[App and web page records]
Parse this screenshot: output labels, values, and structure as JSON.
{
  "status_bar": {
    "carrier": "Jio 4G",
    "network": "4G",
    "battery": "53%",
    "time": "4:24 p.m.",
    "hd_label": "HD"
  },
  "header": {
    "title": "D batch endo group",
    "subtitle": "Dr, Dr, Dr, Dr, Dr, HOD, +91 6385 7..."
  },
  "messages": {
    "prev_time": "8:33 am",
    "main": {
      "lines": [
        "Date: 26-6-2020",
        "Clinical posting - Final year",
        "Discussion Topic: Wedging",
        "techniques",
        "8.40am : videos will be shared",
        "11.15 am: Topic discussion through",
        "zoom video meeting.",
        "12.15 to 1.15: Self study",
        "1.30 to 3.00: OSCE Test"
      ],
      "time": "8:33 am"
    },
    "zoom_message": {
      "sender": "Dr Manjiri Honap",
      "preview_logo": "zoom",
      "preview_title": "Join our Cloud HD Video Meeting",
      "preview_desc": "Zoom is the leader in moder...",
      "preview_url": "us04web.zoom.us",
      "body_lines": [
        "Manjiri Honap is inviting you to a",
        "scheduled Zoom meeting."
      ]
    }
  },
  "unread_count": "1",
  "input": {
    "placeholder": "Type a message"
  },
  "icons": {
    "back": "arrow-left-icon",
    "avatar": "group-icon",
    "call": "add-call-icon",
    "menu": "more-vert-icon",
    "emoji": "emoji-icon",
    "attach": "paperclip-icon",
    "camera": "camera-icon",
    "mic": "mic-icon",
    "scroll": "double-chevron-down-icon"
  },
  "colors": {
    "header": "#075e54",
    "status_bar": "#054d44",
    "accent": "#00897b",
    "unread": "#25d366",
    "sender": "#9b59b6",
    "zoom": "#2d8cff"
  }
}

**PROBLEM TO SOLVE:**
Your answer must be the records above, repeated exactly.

**WRITTEN REPLY:**
Parse this screenshot: output labels, values, and structure as JSON.
{
  "status_bar": {
    "carrier": "Jio 4G",
    "network": "4G",
    "battery": "53%",
    "time": "4:24 p.m.",
    "hd_label": "HD"
  },
  "header": {
    "title": "D batch endo group",
    "subtitle": "Dr, Dr, Dr, Dr, Dr, HOD, +91 6385 7..."
  },
  "messages": {
    "prev_time": "8:33 am",
    "main": {
      "lines": [
        "Date: 26-6-2020",
        "Clinical posting - Final year",
        "Discussion Topic: Wedging",
        "techniques",
        "8.40am : videos will be shared",
        "11.15 am: Topic discussion through",
        "zoom video meeting.",
        "12.15 to 1.15: Self study",
        "1.30 to 3.00: OSCE Test"
      ],
      "time": "8:33 am"
    },
    "zoom_message": {
      "sender": "Dr Manjiri Honap",
      "preview_logo": "zoom",
      "preview_title": "Join our Cloud HD Video Meeting",
      "preview_desc": "Zoom is the leader in moder...",
      "preview_url": "us04web.zoom.us",
      "body_lines": [
        "Manjiri Honap is inviting you to a",
        "scheduled Zoom meeting."
      ]
    }
  },
  "unread_count": "1",
  "input": {
    "placeholder": "Type a message"
  },
  "icons": {
    "back": "arrow-left-icon",
    "avatar": "group-icon",
    "call": "add-call-icon",
    "menu": "more-vert-icon",
    "emoji": "emoji-icon",
    "attach": "paperclip-icon",
    "camera": "camera-icon",
    "mic": "mic-icon",
    "scroll": "double-chevron-down-icon"
  },
  "colors": {
    "header": "#075e54",
    "status_bar": "#054d44",
    "accent": "#00897b",
    "unread": "#25d366",
    "sender": "#9b59b6",
    "zoom": "#2d8cff"
  }
}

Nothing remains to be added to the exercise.